The show’s supporting characters are permitted a similar dimensional leeway. Tom Haverford openly flirts with Ann Perkins, even though she’s dating Andy Dwyer. Andy is a deceitful boyfriend. April Ludgate is legitimately mean. Ron Swanson is content to see Leslie’s project fail. Mark hits on a drunk Leslie, only after being rebuffed by Ann. Ann is a reluctant friend. Everyone is flawed. Not “ha ha” flawed; flawed.

The Fader’s Larry Fitzmaurice had one of my all-time favorite movie insights last year when he tweeted, “The key to understanding Clueless as a perfect film is that Cher never gets her driver’s license.” As soon as I read this, it made all the sense in the world. If Cher gets her license, then it’s a different, lesser film. Because in the end, Cher’s arc doesn’t need a license. And if the license isn’t for Cher, whom is it for?
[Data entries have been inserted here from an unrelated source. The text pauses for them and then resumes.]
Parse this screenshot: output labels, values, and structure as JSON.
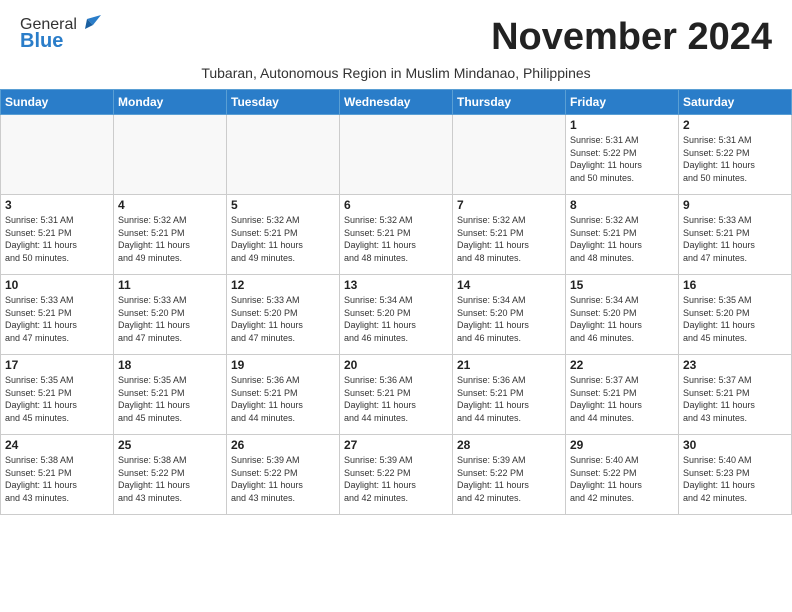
{
  "header": {
    "logo_general": "General",
    "logo_blue": "Blue",
    "month_title": "November 2024",
    "subtitle": "Tubaran, Autonomous Region in Muslim Mindanao, Philippines"
  },
  "days_of_week": [
    "Sunday",
    "Monday",
    "Tuesday",
    "Wednesday",
    "Thursday",
    "Friday",
    "Saturday"
  ],
  "weeks": [
    [
      {
        "day": "",
        "info": ""
      },
      {
        "day": "",
        "info": ""
      },
      {
        "day": "",
        "info": ""
      },
      {
        "day": "",
        "info": ""
      },
      {
        "day": "",
        "info": ""
      },
      {
        "day": "1",
        "info": "Sunrise: 5:31 AM\nSunset: 5:22 PM\nDaylight: 11 hours\nand 50 minutes."
      },
      {
        "day": "2",
        "info": "Sunrise: 5:31 AM\nSunset: 5:22 PM\nDaylight: 11 hours\nand 50 minutes."
      }
    ],
    [
      {
        "day": "3",
        "info": "Sunrise: 5:31 AM\nSunset: 5:21 PM\nDaylight: 11 hours\nand 50 minutes."
      },
      {
        "day": "4",
        "info": "Sunrise: 5:32 AM\nSunset: 5:21 PM\nDaylight: 11 hours\nand 49 minutes."
      },
      {
        "day": "5",
        "info": "Sunrise: 5:32 AM\nSunset: 5:21 PM\nDaylight: 11 hours\nand 49 minutes."
      },
      {
        "day": "6",
        "info": "Sunrise: 5:32 AM\nSunset: 5:21 PM\nDaylight: 11 hours\nand 48 minutes."
      },
      {
        "day": "7",
        "info": "Sunrise: 5:32 AM\nSunset: 5:21 PM\nDaylight: 11 hours\nand 48 minutes."
      },
      {
        "day": "8",
        "info": "Sunrise: 5:32 AM\nSunset: 5:21 PM\nDaylight: 11 hours\nand 48 minutes."
      },
      {
        "day": "9",
        "info": "Sunrise: 5:33 AM\nSunset: 5:21 PM\nDaylight: 11 hours\nand 47 minutes."
      }
    ],
    [
      {
        "day": "10",
        "info": "Sunrise: 5:33 AM\nSunset: 5:21 PM\nDaylight: 11 hours\nand 47 minutes."
      },
      {
        "day": "11",
        "info": "Sunrise: 5:33 AM\nSunset: 5:20 PM\nDaylight: 11 hours\nand 47 minutes."
      },
      {
        "day": "12",
        "info": "Sunrise: 5:33 AM\nSunset: 5:20 PM\nDaylight: 11 hours\nand 47 minutes."
      },
      {
        "day": "13",
        "info": "Sunrise: 5:34 AM\nSunset: 5:20 PM\nDaylight: 11 hours\nand 46 minutes."
      },
      {
        "day": "14",
        "info": "Sunrise: 5:34 AM\nSunset: 5:20 PM\nDaylight: 11 hours\nand 46 minutes."
      },
      {
        "day": "15",
        "info": "Sunrise: 5:34 AM\nSunset: 5:20 PM\nDaylight: 11 hours\nand 46 minutes."
      },
      {
        "day": "16",
        "info": "Sunrise: 5:35 AM\nSunset: 5:20 PM\nDaylight: 11 hours\nand 45 minutes."
      }
    ],
    [
      {
        "day": "17",
        "info": "Sunrise: 5:35 AM\nSunset: 5:21 PM\nDaylight: 11 hours\nand 45 minutes."
      },
      {
        "day": "18",
        "info": "Sunrise: 5:35 AM\nSunset: 5:21 PM\nDaylight: 11 hours\nand 45 minutes."
      },
      {
        "day": "19",
        "info": "Sunrise: 5:36 AM\nSunset: 5:21 PM\nDaylight: 11 hours\nand 44 minutes."
      },
      {
        "day": "20",
        "info": "Sunrise: 5:36 AM\nSunset: 5:21 PM\nDaylight: 11 hours\nand 44 minutes."
      },
      {
        "day": "21",
        "info": "Sunrise: 5:36 AM\nSunset: 5:21 PM\nDaylight: 11 hours\nand 44 minutes."
      },
      {
        "day": "22",
        "info": "Sunrise: 5:37 AM\nSunset: 5:21 PM\nDaylight: 11 hours\nand 44 minutes."
      },
      {
        "day": "23",
        "info": "Sunrise: 5:37 AM\nSunset: 5:21 PM\nDaylight: 11 hours\nand 43 minutes."
      }
    ],
    [
      {
        "day": "24",
        "info": "Sunrise: 5:38 AM\nSunset: 5:21 PM\nDaylight: 11 hours\nand 43 minutes."
      },
      {
        "day": "25",
        "info": "Sunrise: 5:38 AM\nSunset: 5:22 PM\nDaylight: 11 hours\nand 43 minutes."
      },
      {
        "day": "26",
        "info": "Sunrise: 5:39 AM\nSunset: 5:22 PM\nDaylight: 11 hours\nand 43 minutes."
      },
      {
        "day": "27",
        "info": "Sunrise: 5:39 AM\nSunset: 5:22 PM\nDaylight: 11 hours\nand 42 minutes."
      },
      {
        "day": "28",
        "info": "Sunrise: 5:39 AM\nSunset: 5:22 PM\nDaylight: 11 hours\nand 42 minutes."
      },
      {
        "day": "29",
        "info": "Sunrise: 5:40 AM\nSunset: 5:22 PM\nDaylight: 11 hours\nand 42 minutes."
      },
      {
        "day": "30",
        "info": "Sunrise: 5:40 AM\nSunset: 5:23 PM\nDaylight: 11 hours\nand 42 minutes."
      }
    ]
  ]
}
The audience, of course. I bring this up because it is a notion I returned to while rewatching Season 1 of Parks and Rec. The season ends with Leslie and Mark, sitting together, drunk, at the edge of the pit. “This pit,” Leslie slurs. “Give it to me straight. Are we ever going to turn it into a park?” Avoiding the real answer, Mark jokes that it already is one. “Look, I mean — you’ve got a dirt slide over here … you’ve got ring-around-the-diaper … you’ve got duck-duck-glass … mystery trash … what’s not to love?” They laugh. They’re drunk. It’s weird, and sad, and a little beautiful. To me, it’s perfect.

Most people disagreed. The show pivoted. And it concluded last night, on this rebooted set of terms, with the building of Pawnee National Park. It was a pretty excellent ending to a pretty excellent six seasons. I prefer the first season. It’s the one that let some darkness in. That didn’t get its license; that let the pit be the park.

Sam Donsky (@danceremix) is a writer in Philadelphia.

Filed Under: TV, Parks & Recreation, Sam Donsky